# Task directions:
Where the records below show the word "Full" in a line, please copy that line.

[App and web page records]
╔══

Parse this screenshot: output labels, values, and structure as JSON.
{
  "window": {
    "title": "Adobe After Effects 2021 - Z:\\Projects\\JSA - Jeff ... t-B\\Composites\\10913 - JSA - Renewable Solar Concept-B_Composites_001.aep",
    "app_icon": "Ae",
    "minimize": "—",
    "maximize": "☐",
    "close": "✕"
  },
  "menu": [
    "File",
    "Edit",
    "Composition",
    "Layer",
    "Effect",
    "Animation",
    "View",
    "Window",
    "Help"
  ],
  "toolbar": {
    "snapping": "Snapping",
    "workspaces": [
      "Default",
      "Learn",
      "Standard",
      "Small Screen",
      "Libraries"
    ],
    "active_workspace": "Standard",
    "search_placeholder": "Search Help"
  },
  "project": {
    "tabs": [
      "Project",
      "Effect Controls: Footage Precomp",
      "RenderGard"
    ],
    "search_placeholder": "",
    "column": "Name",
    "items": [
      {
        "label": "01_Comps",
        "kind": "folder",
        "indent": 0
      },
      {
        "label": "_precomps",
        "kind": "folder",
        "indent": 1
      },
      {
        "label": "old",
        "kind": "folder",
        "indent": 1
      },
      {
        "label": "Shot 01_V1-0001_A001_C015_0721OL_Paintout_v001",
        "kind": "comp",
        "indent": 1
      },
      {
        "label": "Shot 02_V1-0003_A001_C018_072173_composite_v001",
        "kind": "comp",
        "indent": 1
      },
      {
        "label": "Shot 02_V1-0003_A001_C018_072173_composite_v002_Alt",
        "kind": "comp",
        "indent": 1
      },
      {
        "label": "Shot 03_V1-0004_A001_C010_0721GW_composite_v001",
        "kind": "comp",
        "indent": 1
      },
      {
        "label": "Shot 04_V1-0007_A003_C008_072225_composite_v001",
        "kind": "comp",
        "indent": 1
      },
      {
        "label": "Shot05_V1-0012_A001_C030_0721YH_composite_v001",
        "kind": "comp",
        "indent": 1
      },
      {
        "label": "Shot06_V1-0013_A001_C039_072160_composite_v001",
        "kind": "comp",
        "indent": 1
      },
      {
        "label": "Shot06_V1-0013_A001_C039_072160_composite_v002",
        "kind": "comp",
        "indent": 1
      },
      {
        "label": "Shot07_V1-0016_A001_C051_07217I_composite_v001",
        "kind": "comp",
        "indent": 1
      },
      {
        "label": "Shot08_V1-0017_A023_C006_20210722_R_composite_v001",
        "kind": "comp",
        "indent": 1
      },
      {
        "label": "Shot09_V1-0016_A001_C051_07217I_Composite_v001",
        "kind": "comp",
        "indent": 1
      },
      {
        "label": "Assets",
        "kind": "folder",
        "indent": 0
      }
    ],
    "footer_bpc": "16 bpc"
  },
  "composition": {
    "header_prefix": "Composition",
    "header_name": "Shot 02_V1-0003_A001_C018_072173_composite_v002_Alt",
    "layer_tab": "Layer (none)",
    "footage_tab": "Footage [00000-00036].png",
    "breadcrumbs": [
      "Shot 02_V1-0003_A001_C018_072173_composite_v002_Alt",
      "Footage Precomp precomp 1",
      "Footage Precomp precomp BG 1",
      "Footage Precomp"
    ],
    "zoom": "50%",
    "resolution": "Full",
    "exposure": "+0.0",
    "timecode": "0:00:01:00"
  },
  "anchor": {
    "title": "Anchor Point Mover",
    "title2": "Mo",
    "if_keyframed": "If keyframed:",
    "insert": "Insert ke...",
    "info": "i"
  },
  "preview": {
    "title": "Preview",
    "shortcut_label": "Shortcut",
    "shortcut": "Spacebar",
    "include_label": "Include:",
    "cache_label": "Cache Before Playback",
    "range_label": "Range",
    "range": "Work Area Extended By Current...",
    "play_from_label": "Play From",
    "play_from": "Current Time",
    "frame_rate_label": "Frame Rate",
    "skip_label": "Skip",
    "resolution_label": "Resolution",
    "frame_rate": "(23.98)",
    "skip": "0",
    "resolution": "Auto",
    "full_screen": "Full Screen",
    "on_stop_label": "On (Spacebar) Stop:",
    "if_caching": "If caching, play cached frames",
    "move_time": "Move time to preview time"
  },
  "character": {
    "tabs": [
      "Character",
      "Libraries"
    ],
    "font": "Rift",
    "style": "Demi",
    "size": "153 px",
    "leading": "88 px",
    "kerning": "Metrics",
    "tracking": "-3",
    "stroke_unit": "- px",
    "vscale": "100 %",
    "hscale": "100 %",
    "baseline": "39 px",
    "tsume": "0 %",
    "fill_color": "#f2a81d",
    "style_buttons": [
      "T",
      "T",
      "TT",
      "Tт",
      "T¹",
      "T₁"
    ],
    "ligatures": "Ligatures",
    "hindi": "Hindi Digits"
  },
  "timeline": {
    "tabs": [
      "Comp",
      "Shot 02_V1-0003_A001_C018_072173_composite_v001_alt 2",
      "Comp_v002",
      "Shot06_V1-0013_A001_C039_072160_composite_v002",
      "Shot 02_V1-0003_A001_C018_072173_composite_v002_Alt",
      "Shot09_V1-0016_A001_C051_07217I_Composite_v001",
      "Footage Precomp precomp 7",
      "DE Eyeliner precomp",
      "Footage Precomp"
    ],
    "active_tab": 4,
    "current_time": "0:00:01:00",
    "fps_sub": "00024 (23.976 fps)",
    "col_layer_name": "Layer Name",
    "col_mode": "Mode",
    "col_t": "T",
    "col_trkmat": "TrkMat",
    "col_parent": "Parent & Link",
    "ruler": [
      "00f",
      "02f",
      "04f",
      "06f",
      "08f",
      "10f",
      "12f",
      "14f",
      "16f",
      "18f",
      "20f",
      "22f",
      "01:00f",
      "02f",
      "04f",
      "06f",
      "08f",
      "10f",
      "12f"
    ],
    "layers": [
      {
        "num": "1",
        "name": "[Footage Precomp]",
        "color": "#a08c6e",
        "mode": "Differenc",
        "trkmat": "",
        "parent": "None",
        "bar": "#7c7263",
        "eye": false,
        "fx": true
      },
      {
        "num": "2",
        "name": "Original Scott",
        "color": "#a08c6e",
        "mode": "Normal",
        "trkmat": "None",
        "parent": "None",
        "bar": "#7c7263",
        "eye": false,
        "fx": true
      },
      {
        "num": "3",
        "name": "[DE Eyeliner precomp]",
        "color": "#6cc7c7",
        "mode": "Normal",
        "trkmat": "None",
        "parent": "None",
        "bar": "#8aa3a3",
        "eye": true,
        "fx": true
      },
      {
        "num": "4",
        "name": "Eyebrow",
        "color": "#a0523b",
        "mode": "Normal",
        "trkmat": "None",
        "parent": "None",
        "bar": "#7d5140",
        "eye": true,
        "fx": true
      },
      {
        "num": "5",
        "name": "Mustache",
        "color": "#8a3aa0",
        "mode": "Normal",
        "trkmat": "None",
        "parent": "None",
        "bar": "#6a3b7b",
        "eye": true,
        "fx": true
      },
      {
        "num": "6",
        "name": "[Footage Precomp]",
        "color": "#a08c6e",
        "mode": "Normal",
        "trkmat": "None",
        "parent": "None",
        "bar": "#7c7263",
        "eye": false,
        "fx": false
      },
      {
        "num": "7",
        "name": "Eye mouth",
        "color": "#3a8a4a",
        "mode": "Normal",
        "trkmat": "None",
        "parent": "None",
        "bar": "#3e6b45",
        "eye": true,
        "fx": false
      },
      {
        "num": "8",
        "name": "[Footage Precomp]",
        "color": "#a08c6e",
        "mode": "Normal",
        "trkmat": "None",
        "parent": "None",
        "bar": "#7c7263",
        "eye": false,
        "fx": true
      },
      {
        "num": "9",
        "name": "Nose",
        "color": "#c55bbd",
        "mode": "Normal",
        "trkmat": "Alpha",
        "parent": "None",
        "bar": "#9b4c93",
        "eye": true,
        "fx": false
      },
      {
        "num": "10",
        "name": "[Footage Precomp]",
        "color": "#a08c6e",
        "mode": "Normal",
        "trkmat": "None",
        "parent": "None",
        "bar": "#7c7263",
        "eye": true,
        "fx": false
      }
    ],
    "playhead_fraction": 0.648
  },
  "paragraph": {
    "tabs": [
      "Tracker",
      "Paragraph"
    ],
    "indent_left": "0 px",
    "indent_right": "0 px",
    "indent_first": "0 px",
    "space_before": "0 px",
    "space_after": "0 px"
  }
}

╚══

# Output for this task:
    "resolution": "Full",
    "full_screen": "Full Screen",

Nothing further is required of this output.